Have you ever watched a baby laugh? There’s something magical about it. It’s pure, untroubled by the heavy thoughts and beliefs we carry as grown-ups. Bentinho talks about a similar idea when it comes to how we deal with the world around us. He suggests that there’s real power in letting go of the need to fight for what we believe in, to instead approach life with an innocent mindset.
Now, many of us might think, “Hey, I can’t just ignore everything and be happy while there’s so much wrong in the world!” And that’s a fair point. We’re taught from a young age to stand up for what’s right and to change the world for the better. But what if the way we’re trying to change the world is actually making things tougher for ourselves and others?
Ben shares his experience, saying that fighting for our beliefs can lead to suffering, resistance, and even disease. Instead, he suggests we could benefit from “unknowing” the things we’re so sure about. This doesn’t mean forgetting everything or losing our intelligence. It means letting go of the insistence that we’re right and others are wrong.
Think about it like this: when you insist you’re right, it’s like putting up a wall. No one can get through, not even new, helpful ideas. But if you take down that wall, there’s room for more understanding and peace.
This idea isn’t new. In fact, the Bible says we should become like little children to enter the kingdom of heaven (Matthew 18:3). This doesn’t mean we should be naive or ignorant. It means approaching life with a child’s openness and humility, ready to learn and experience the world without preconceived notions.
Ben’s insight comes from his own tough times. He’s not saying this from a place of not knowing pain or confusion. He’s been there. But through his journey, he’s found that innocence and openness bring more wisdom and peace than clinging to beliefs ever could.
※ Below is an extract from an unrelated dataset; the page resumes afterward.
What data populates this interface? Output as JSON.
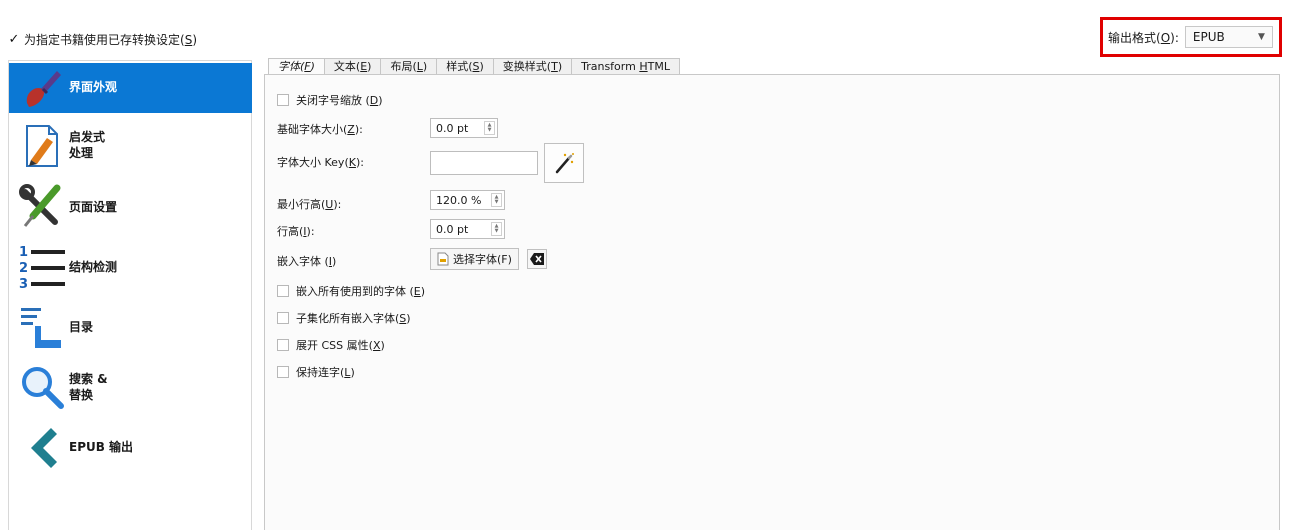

So, what if we all tried this? What if instead of fighting for what we believe, we approached life with an innocent, open heart? It might sound too simple, but sometimes the simplest things are the most powerful.
Let’s consider for a moment living in that simplicity. We could still be smart, caring, and responsible, but without the heavy burden of always needing to be right. We could be in harmony with the world and with each other, like a wave flowing perfectly to shore.
Ben reminds us that this isn’t about losing our intelligence or common sense. It’s about allowing ourselves to be guided by a greater intelligence, one that we’re all a part of. It’s about being empty of our own need to be right and filled with the willingness to listen and understand.
In the end, it’s not about giving up the fight. It’s about changing the way we think about fighting. It’s about fighting less with others and more against our own insistence on being right. Because in that fight, the only winner is peace.
So let’s embrace that baby-like innocence. It might just be the most intelligent thing we can do.
“Righteousness is humanity’s greatest burden and obstacle at this point. Innocence is exactly what we need.” – Bentinho Massaro
“Truly I tell you, unless you change and become like little children, you will never enter the kingdom of heaven.” – Matthew 18:3 (NIV). This verse echoes the idea of returning to a state of innocence and humility to access a higher form of wisdom.